[[ Input material open ]]
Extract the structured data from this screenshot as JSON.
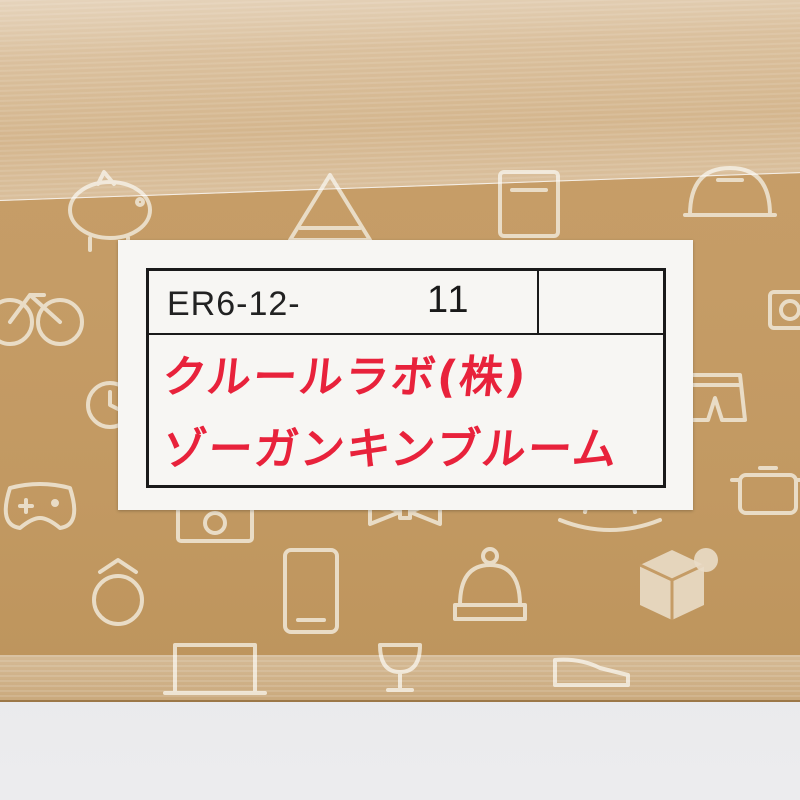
{
  "label": {
    "code_prefix": "ER6-12-",
    "code_number": "11",
    "line1": "クルールラボ(株)",
    "line2": "ゾーガンキンブルーム"
  },
  "colors": {
    "cardboard": "#c59c66",
    "icon_outline": "#e9dcc6",
    "label_paper": "#f7f6f3",
    "marker_red": "#e8223b",
    "ink_black": "#1a1a1a"
  },
  "icons": [
    "piggy-bank-icon",
    "tent-icon",
    "book-icon",
    "cap-icon",
    "bicycle-icon",
    "camera-icon",
    "clock-icon",
    "shorts-icon",
    "gamepad-icon",
    "bow-tie-icon",
    "rocking-horse-icon",
    "cooking-pot-icon",
    "ring-icon",
    "smartphone-icon",
    "knit-hat-icon",
    "box-icon",
    "laptop-icon",
    "wine-glass-icon",
    "sneaker-icon"
  ]
}
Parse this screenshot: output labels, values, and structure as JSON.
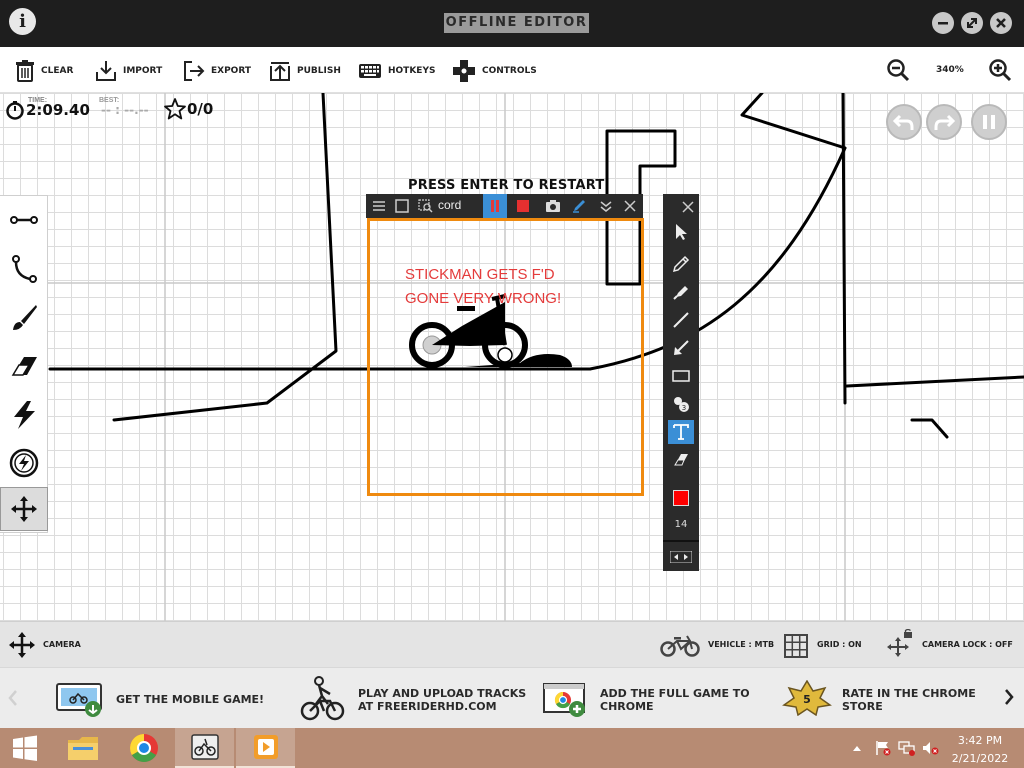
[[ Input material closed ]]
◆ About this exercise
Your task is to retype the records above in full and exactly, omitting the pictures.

◆ Problem solution
Extract the structured data from this screenshot as JSON.
{
  "label": {
    "code_prefix": "ER6-12-",
    "code_number": "11",
    "line1": "クルールラボ(株)",
    "line2": "ゾーガンキンブルーム"
  },
  "colors": {
    "cardboard": "#c59c66",
    "icon_outline": "#e9dcc6",
    "label_paper": "#f7f6f3",
    "marker_red": "#e8223b",
    "ink_black": "#1a1a1a"
  },
  "icons": [
    "piggy-bank-icon",
    "tent-icon",
    "book-icon",
    "cap-icon",
    "bicycle-icon",
    "camera-icon",
    "clock-icon",
    "shorts-icon",
    "gamepad-icon",
    "bow-tie-icon",
    "rocking-horse-icon",
    "cooking-pot-icon",
    "ring-icon",
    "smartphone-icon",
    "knit-hat-icon",
    "box-icon",
    "laptop-icon",
    "wine-glass-icon",
    "sneaker-icon"
  ]
}
Parse this screenshot: output labels, values, and structure as JSON.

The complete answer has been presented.